I’ve learnt more in the last year about playing out than I have ever, since I first started DJing. I’ve progressed more in that short space of time than I have in the three years, prior to that. I dunno, maybe I’m trying too hard.
RA: Do you analyse your own sets afterwards and wish you’d done things differently?
JZ: All the time. Yeah, and I hate it when the promoter’s secretly recorded you and it’s ended up on the internet and it’s a mix that you hate, or you’ve done something that you’re really ashamed of. Like, I don’t know, played the records you shouldn’t have played or done a really terrible mix or all the records are not in the right order. Or that you can’t hear what you’re doing ’cause the monitor’s bad, but obviously people on the internet don’t know that, so they get the wrong impression.
Actually, when I played in Canberra last year, they recorded me. I didn’t realise it would go all over the internet, but it did and luckily for me, it was an alright set and I could hear what I was doing and stuff. It kind of worked as a massive PR tool – I couldn’t believe it. I have emails all the time: ‘Oh, the set you did at Lot 33, Canberra – I still get people coming up to me at gigs now, saying, ‘I downloaded this set from you in Canberra – it’s great.’ It’s like a year later.
RA: So what did you particularly like about the tour last year?
JZ: Just the people. It was almost like playing in England in some respects but they’re more into breakbeat [in Australia], which is great. I really pushed my luck with that. I could play breaks, techno, house and they would just go with it. I think that’s the one thing I really loved about playing in Australia last year, I felt really free to do what I wanted. It wasn’t like an after party in Montreal and I had to play a certain way, and I wasn’t just playing after Judge Jules and after Tiësto and I have to keep the energy up. I could start where I wanted and go down, and then go on and from last year it was really good and the crowd was fantastic.
RA: So when do you think all this is going to go to your head?
JZ: Um, I dunno. I got loads of good friends that still tell me I’m crap. And there’s always room for improvement, and so long as I’m still getting new toys to play with… I’m just a super nerd, really.

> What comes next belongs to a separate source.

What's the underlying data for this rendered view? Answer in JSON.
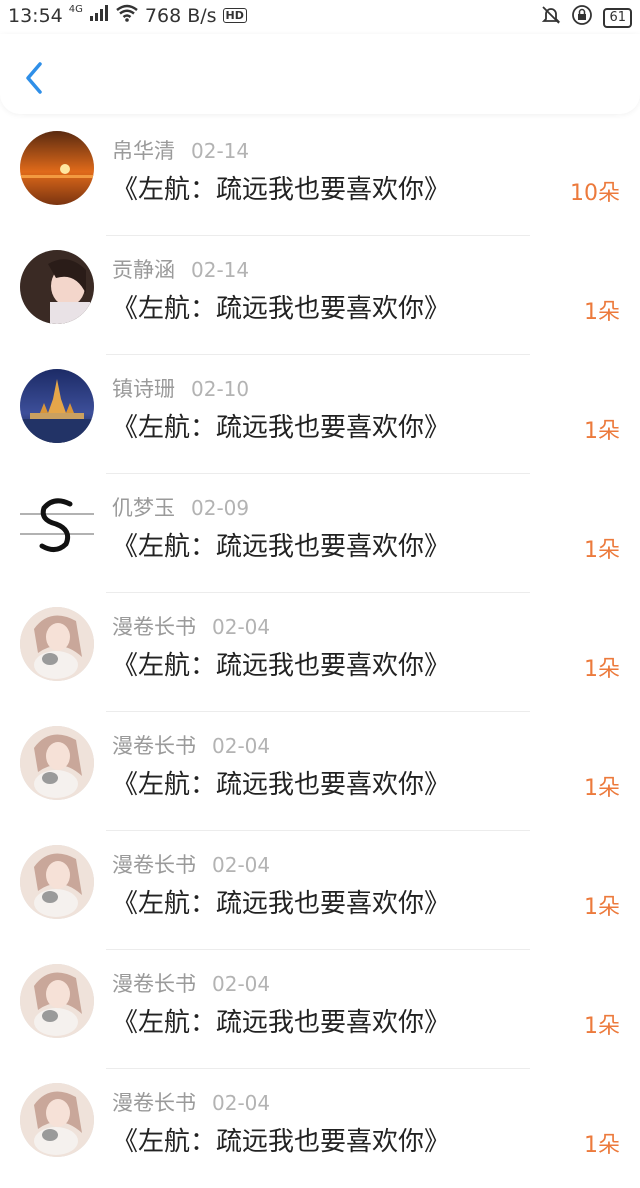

Hopefully I won’t be too big headed. You’ll phone me up next year and I’ll be like, ‘yeah, talk to the hand, talk to the hand.’ You’ll have to talk to my PA.
James tours Australia in June. The Renaissance Alive CD will be out soon through Stomp/ EQ.